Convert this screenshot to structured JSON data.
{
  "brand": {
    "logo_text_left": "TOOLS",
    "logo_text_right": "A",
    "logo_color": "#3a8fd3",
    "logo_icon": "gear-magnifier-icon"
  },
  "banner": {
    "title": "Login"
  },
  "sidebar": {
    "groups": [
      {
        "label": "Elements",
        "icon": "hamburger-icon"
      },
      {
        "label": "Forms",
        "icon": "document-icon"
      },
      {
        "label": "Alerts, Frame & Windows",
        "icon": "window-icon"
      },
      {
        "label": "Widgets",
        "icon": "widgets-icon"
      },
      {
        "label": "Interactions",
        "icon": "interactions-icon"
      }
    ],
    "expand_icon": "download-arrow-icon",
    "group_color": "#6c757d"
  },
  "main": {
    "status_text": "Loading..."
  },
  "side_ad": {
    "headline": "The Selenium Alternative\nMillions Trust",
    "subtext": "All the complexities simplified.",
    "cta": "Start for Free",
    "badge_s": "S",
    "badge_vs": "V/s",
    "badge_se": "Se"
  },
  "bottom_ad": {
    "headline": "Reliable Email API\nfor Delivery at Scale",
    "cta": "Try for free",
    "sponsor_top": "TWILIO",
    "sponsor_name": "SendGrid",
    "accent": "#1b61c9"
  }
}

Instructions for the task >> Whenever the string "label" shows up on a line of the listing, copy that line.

Exercise result >>
        "label": "Elements",
        "label": "Forms",
        "label": "Alerts, Frame & Windows",
        "label": "Widgets",
        "label": "Interactions",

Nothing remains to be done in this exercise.